Our mission was initially to show employers how the amazing talents of people with autism, dyslexia, dyspraxia, and ADHD and other conditions can benefit rather than hinder their business. And during the Covid crisis, we discovered that 70% of UK websites are inaccessible to disabled and impaired people.

Therefore, we changed our business focus to making the UK digital landscape more inclusive by creating a buzz around web accessibility so that it is not only understood but desired by website owners. Our vision is to change the status quo and make the UK digitally inclusive by 2025.”

Our 2020 Igniting Inspiration Campaign is proudly sponsored by

Who has she helped/who will she help?

“Digital inclusion will help everyone to interact with the new world we are living in. The Coronavirus crisis has forced many disabled and impaired people – with sight, hearing, cognitive, neurological, or physical conditions – into isolation as they are not allowed full access to the Internet.

My mum has worked hard to create awareness about web accessibility on LinkedIn and in networking circles. Her posts are now trending regularly on LinkedIn and website owners are coming to us to commission accessible, WCAG 2.1 compliant website designs and builds.

Our work has helped businesses to realise that they need to be more inclusive so that disabled and impaired people are able to access and interact with more websites.”

What’s worked?

“My mum is creating a lot of content that tells my story to make web accessibility personal and tangible. She also shows people how to test their website for accessibility and what to do to fix things if they are inaccessible. We also offer free audits of home pages to show website owners where the problems lie.

I believe that we have also shown business owners the commercial benefits of having a website that can be accessed by everyone to attract more sales. At the same time, we have made web accessibility affordable.”

What has she learned? Any challenges?

My mum has researched courses for me as a web developer and her as a salesperson. We have both passed our relevant courses. We have both learnt so much about the benefits of digital inclusion and how assistive technology used by disabled people interacts with websites.

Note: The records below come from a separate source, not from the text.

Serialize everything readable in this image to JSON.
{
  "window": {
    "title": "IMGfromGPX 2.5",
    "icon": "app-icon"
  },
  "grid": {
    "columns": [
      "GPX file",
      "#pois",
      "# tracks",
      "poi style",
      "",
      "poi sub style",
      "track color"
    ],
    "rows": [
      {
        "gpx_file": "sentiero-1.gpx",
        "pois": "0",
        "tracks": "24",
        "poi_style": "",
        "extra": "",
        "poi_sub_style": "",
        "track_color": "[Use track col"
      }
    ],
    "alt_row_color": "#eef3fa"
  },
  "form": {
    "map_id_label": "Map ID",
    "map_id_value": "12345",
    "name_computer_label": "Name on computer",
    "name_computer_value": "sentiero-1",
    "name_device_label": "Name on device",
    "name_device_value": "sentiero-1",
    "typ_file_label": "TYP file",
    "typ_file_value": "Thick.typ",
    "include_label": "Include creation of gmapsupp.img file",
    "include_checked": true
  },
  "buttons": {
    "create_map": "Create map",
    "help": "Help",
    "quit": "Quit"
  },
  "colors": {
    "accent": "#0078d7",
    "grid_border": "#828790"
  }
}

Our challenge was and still is that in the UK, web accessibility is virtually unknown. Therefore, there are not many UK resources that were affordable for us to access. We had to use US resources and get to know a community that initially was not very welcoming.

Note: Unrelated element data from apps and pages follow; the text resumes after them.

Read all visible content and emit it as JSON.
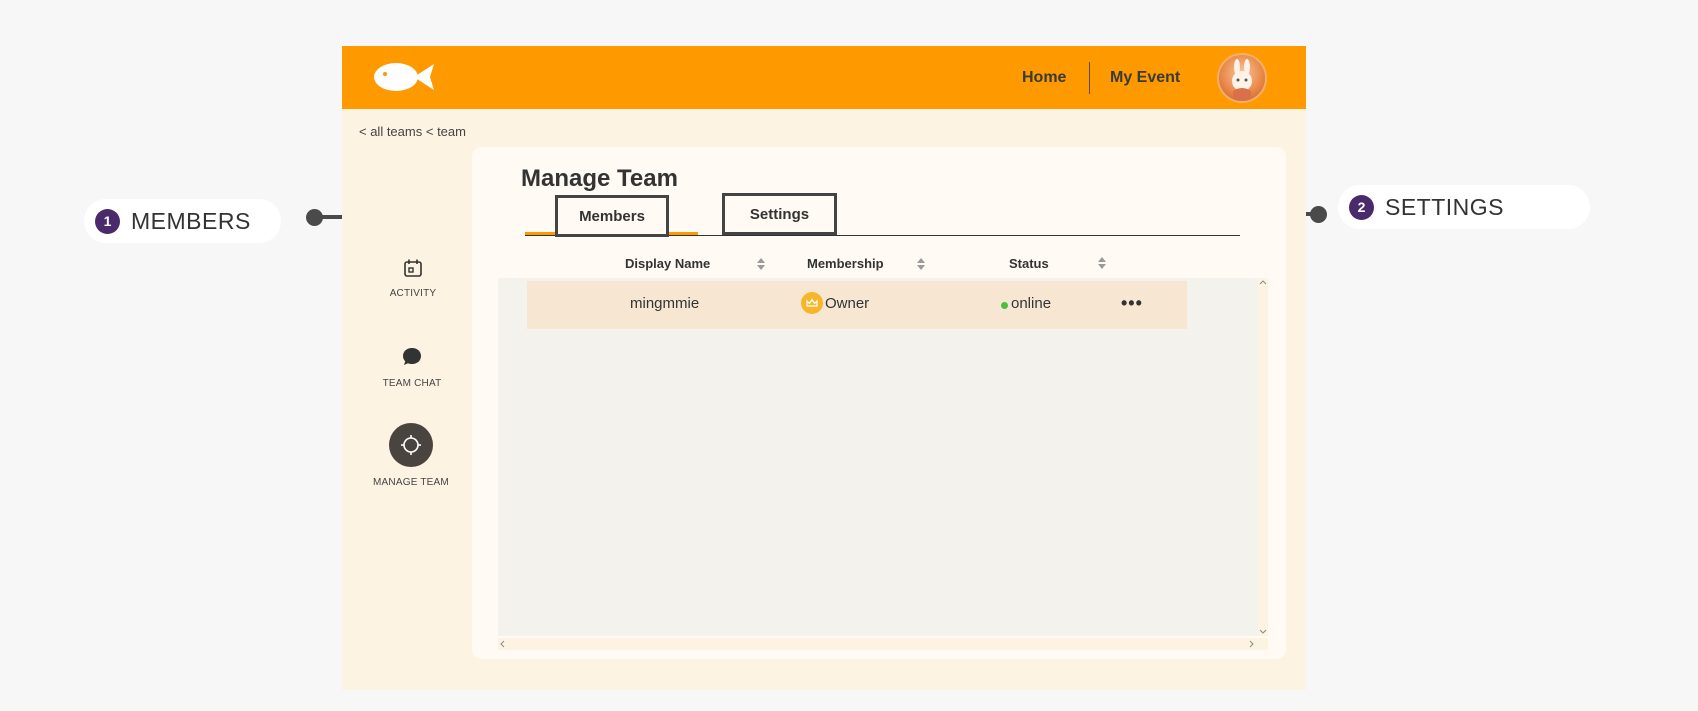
{
  "header": {
    "nav_home": "Home",
    "nav_event": "My Event"
  },
  "breadcrumb": {
    "all_teams": "< all teams",
    "team": "< team"
  },
  "sidebar": {
    "items": [
      {
        "label": "ACTIVITY",
        "icon": "calendar-icon"
      },
      {
        "label": "TEAM CHAT",
        "icon": "chat-bubble-icon"
      },
      {
        "label": "MANAGE TEAM",
        "icon": "gear-icon"
      }
    ]
  },
  "main": {
    "title": "Manage Team",
    "tabs": [
      {
        "label": "Members",
        "active": true
      },
      {
        "label": "Settings",
        "active": false
      }
    ],
    "table": {
      "columns": [
        "Display Name",
        "Membership",
        "Status"
      ],
      "rows": [
        {
          "display_name": "mingmmie",
          "membership": "Owner",
          "status": "online",
          "actions": "•••"
        }
      ]
    }
  },
  "callouts": [
    {
      "number": "1",
      "label": "MEMBERS"
    },
    {
      "number": "2",
      "label": "SETTINGS"
    }
  ],
  "colors": {
    "brand": "#ff9900",
    "callout_badge": "#4a2a6a",
    "status_online": "#4bbf3a",
    "owner_badge": "#f7b62a"
  }
}
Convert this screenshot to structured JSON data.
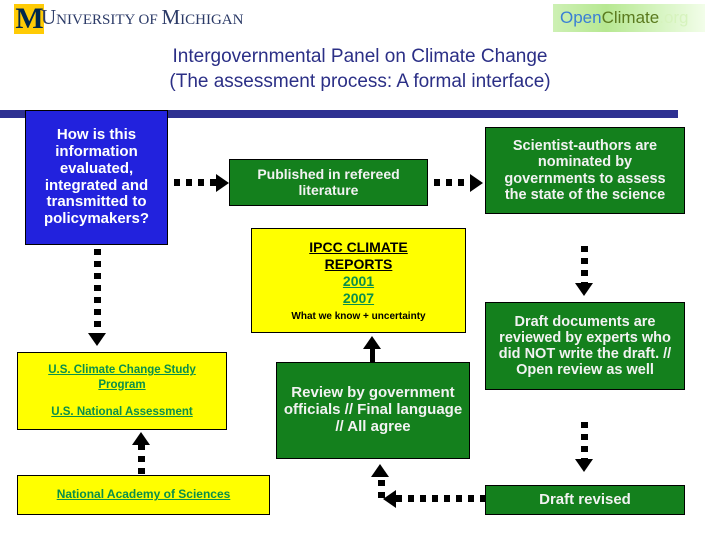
{
  "header": {
    "university_logo": {
      "block_letter": "M",
      "wordmark_1": "U",
      "wordmark_2": "NIVERSITY OF ",
      "wordmark_3": "M",
      "wordmark_4": "ICHIGAN"
    },
    "openclimate_logo": {
      "part_open": "Open",
      "part_climate": "Climate",
      "part_org": ".org"
    }
  },
  "title": {
    "line1": "Intergovernmental Panel on Climate Change",
    "line2": "(The assessment process: A formal interface)"
  },
  "boxes": {
    "question": "How is this information evaluated, integrated and transmitted to policymakers?",
    "published": "Published in refereed literature",
    "ipcc_reports": {
      "title_line1": "IPCC CLIMATE",
      "title_line2": "REPORTS",
      "year1": "2001",
      "year2": "2007",
      "caption": "What we know + uncertainty"
    },
    "us_program": {
      "link1": "U.S. Climate Change Study Program",
      "link2": "U.S. National Assessment"
    },
    "national_academy": "National Academy of Sciences",
    "review": "Review by government officials // Final language // All agree",
    "scientist_authors": "Scientist-authors are nominated by governments to assess the state of the science",
    "draft_reviewed": "Draft documents are reviewed by experts who did NOT write the draft.  // Open review as well",
    "draft_revised": "Draft revised"
  },
  "colors": {
    "navy_bar": "#2e3192",
    "blue_box": "#2222dd",
    "green_box": "#14801d",
    "yellow_box": "#ffff00",
    "green_link": "#0a8f4a",
    "title_text": "#2b2f86",
    "maize": "#FFCB05"
  }
}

My mum never gives up though, and we now have people advising us on accessibility because she challenged their views and had meaningful conversations with them. She’s not easily intimidated, and when she is passionate about something, she doesn’t stop.”

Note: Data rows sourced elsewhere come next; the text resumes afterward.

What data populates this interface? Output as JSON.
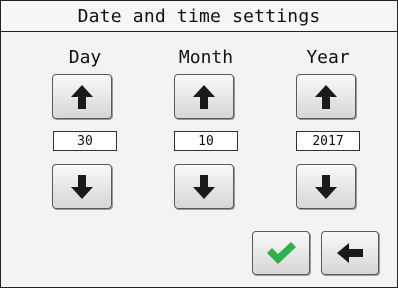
{
  "window": {
    "title": "Date and time settings"
  },
  "columns": [
    {
      "label": "Day",
      "value": "30"
    },
    {
      "label": "Month",
      "value": "10"
    },
    {
      "label": "Year",
      "value": "2017"
    }
  ],
  "icons": {
    "increment": "arrow-up-icon",
    "decrement": "arrow-down-icon",
    "confirm": "checkmark-icon",
    "back": "arrow-left-icon"
  },
  "colors": {
    "confirm_check": "#2db04a",
    "arrow": "#1a1a1a"
  }
}
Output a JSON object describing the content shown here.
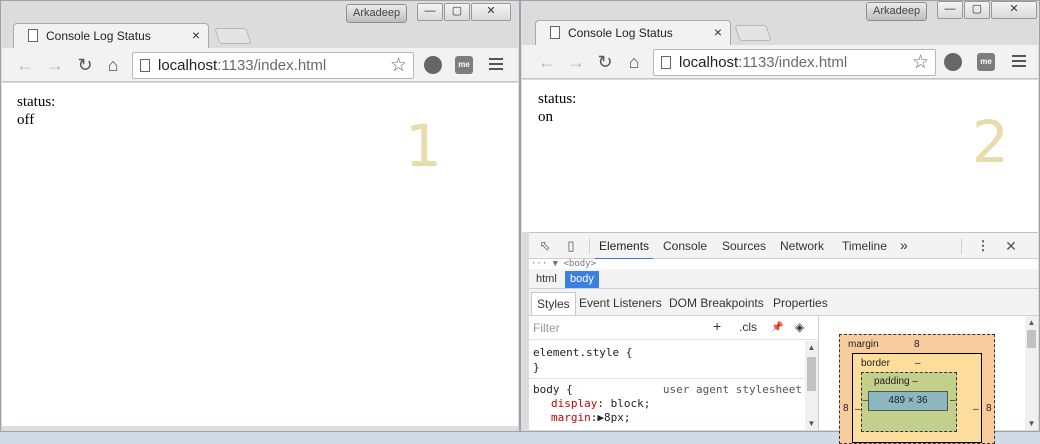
{
  "windows": [
    {
      "user": "Arkadeep",
      "controls": {
        "minimize": "—",
        "maximize": "▢",
        "close": "✕"
      },
      "tab": {
        "title": "Console Log Status",
        "close": "×"
      },
      "url": {
        "host": "localhost",
        "path": ":1133/index.html"
      },
      "page": {
        "label": "status:",
        "value": "off"
      },
      "overlay_number": "1"
    },
    {
      "user": "Arkadeep",
      "controls": {
        "minimize": "—",
        "maximize": "▢",
        "close": "✕"
      },
      "tab": {
        "title": "Console Log Status",
        "close": "×"
      },
      "url": {
        "host": "localhost",
        "path": ":1133/index.html"
      },
      "page": {
        "label": "status:",
        "value": "on"
      },
      "overlay_number": "2",
      "devtools": {
        "tabs": [
          "Elements",
          "Console",
          "Sources",
          "Network",
          "Timeline"
        ],
        "active_tab": "Elements",
        "more": "»",
        "dom_row": "··· ▼ <body>",
        "breadcrumbs": [
          "html",
          "body"
        ],
        "subtabs": [
          "Styles",
          "Event Listeners",
          "DOM Breakpoints",
          "Properties"
        ],
        "filter_placeholder": "Filter",
        "filter_tools": {
          "add": "+",
          "cls": ".cls",
          "pin": "📌",
          "toggle": "◈"
        },
        "styles": {
          "element_style_open": "element.style {",
          "element_style_close": "}",
          "body_selector": "body {",
          "ua_source": "user agent stylesheet",
          "display_prop": "display",
          "display_val": ": block;",
          "margin_prop": "margin",
          "margin_val": ":▶8px;"
        },
        "box_model": {
          "margin_label": "margin",
          "margin_top": "8",
          "margin_left": "8",
          "margin_right": "8",
          "border_label": "border",
          "border_top": "–",
          "border_left": "–",
          "border_right": "–",
          "padding_label": "padding –",
          "padding_left": "–",
          "padding_right": "–",
          "content": "489 × 36"
        }
      }
    }
  ],
  "colors": {
    "overlay_number": "#e8dcaa",
    "devtools_accent": "#3879d9",
    "breadcrumb_active": "#3b80e0",
    "css_property": "#c80000"
  }
}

What’s next?

“We cannot fulfil our mission alone. Therefore, we are planning to offer web accessibility support and training to other web agencies and freelance developers as well as in-house development teams. We are also hoping to employ other neurodivergent team members to help us grow KreativeInc Agency into a neurodiverse agency.”

What advice, contacts, or resources would help her?

“We would love to be connected with influencers that can help us spread our message and fulfil our vision. We would welcome mentors that can show us how to scale our business into a consultancy.”

Why we’re sharing these stories

Each year, an individual or organisation from each of our five categories plus one exceptional judges’ choice individual is recognised at our annual Igniting Inspiration celebration event.

We publish each and every nomination to raise awareness of all the positive work that goes on in the North. While, this year, our physical event had to be deferred, our campaign to spread stories of positive social impact continues – good news is needed!